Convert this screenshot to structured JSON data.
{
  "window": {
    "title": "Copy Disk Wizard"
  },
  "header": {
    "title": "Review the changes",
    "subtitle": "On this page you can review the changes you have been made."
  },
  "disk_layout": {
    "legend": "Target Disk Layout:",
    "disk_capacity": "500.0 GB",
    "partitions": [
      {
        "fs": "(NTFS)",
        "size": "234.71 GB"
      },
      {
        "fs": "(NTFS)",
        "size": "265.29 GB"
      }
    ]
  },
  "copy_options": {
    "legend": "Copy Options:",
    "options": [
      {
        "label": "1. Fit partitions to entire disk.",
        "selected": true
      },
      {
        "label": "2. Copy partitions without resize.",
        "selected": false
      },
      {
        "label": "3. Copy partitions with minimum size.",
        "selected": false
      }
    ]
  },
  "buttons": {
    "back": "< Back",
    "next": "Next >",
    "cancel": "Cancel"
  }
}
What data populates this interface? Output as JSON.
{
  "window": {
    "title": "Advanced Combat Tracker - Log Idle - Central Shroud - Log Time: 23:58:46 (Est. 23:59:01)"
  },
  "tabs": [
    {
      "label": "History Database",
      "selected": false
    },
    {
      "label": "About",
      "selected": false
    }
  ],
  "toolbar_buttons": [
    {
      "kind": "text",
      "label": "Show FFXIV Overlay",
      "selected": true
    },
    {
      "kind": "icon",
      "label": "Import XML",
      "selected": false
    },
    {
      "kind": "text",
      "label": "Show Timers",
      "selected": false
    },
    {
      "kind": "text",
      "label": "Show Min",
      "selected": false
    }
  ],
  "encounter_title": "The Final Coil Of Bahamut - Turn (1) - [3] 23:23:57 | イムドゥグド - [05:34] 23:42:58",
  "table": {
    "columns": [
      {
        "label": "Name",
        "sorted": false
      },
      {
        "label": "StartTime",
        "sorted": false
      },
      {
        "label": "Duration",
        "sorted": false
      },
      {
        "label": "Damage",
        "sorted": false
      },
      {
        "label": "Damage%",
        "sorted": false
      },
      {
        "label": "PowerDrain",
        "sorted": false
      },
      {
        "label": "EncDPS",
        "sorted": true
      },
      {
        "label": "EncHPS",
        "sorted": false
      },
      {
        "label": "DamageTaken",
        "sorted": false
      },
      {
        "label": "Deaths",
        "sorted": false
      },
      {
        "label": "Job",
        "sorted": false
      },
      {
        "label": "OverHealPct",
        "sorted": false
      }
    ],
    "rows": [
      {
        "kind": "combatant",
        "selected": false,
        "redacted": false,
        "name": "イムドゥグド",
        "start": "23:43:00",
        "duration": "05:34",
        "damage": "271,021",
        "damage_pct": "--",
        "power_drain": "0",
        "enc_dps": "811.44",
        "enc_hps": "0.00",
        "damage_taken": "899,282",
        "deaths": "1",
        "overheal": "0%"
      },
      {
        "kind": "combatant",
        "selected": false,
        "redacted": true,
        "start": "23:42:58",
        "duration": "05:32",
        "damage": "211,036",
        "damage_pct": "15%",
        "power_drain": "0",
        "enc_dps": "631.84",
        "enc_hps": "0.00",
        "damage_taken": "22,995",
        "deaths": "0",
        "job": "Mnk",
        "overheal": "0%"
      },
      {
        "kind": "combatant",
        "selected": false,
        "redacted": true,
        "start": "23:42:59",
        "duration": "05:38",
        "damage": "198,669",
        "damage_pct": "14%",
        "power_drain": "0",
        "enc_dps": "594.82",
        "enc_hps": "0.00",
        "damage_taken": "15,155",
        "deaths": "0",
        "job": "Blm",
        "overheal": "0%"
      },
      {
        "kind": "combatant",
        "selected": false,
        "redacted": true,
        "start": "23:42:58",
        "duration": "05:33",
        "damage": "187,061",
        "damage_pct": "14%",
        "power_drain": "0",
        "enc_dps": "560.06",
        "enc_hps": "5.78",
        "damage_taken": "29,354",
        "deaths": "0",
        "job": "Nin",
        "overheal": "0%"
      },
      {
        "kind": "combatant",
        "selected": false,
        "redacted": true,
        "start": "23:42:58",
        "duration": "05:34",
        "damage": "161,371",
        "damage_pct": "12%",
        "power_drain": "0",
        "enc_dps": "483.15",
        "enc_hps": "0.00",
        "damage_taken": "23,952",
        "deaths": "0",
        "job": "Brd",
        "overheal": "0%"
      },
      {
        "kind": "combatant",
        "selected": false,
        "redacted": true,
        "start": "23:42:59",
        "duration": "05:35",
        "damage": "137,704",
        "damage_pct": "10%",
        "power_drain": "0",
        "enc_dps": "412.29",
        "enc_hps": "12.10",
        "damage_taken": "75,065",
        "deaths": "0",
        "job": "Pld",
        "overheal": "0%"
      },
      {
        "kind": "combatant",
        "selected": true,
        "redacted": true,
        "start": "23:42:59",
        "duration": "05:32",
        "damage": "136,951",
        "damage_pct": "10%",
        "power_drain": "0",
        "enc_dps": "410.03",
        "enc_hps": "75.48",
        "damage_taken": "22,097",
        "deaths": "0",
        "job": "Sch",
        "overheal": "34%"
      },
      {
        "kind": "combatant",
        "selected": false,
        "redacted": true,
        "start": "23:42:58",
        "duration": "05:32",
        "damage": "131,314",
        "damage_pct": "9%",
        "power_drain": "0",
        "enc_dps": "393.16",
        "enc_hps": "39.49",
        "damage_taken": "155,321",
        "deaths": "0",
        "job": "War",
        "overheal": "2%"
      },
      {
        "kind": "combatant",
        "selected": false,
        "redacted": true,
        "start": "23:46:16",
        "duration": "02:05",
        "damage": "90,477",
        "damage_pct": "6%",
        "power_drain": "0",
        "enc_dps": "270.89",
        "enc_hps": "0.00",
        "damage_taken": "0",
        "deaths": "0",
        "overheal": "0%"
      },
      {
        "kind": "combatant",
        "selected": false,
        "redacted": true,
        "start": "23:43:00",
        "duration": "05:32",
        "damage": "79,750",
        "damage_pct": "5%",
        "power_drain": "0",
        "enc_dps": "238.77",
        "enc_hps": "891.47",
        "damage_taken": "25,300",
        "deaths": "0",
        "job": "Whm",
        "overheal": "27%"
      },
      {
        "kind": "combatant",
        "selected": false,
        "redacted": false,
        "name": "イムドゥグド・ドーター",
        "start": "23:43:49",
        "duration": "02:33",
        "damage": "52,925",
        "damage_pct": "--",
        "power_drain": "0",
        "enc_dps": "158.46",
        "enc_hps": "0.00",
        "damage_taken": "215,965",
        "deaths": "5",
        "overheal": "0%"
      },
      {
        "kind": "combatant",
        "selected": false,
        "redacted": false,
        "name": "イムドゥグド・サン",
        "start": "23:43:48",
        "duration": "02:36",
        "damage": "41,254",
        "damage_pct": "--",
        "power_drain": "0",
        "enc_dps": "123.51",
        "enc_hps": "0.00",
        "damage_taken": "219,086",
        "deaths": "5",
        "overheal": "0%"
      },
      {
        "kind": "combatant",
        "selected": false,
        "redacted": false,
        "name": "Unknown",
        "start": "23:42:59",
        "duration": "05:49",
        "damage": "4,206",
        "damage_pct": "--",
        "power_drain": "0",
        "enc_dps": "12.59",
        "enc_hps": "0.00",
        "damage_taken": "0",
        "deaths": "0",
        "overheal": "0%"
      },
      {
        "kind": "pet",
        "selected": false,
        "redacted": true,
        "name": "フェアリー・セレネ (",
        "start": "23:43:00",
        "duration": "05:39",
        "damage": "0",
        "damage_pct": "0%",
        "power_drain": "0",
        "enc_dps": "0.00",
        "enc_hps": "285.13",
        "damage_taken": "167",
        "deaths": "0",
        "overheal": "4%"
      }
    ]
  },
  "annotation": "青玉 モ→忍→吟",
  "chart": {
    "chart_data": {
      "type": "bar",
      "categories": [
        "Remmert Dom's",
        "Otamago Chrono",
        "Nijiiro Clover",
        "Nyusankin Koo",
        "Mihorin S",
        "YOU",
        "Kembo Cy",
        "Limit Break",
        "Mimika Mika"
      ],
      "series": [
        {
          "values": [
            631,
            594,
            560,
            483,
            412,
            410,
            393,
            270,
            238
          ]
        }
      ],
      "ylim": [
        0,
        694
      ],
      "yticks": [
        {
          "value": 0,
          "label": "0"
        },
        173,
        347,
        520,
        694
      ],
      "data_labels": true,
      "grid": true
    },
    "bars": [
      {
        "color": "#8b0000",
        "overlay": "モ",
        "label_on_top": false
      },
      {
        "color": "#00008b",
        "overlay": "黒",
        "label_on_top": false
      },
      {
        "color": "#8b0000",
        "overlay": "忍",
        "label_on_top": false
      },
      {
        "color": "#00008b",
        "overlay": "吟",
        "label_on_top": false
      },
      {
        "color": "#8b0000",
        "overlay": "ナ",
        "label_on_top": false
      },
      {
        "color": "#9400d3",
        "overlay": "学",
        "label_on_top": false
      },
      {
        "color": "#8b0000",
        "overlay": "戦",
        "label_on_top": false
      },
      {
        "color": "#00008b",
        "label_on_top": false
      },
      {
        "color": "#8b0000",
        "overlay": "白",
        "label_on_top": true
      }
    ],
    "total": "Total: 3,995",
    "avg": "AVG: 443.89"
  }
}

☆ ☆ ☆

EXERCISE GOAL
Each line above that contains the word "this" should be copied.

EXPECTED ANSWER
Convert this screenshot to structured JSON data.
    "subtitle": "On this page you can review the changes you have been made."
What data populates this interface? Output as JSON.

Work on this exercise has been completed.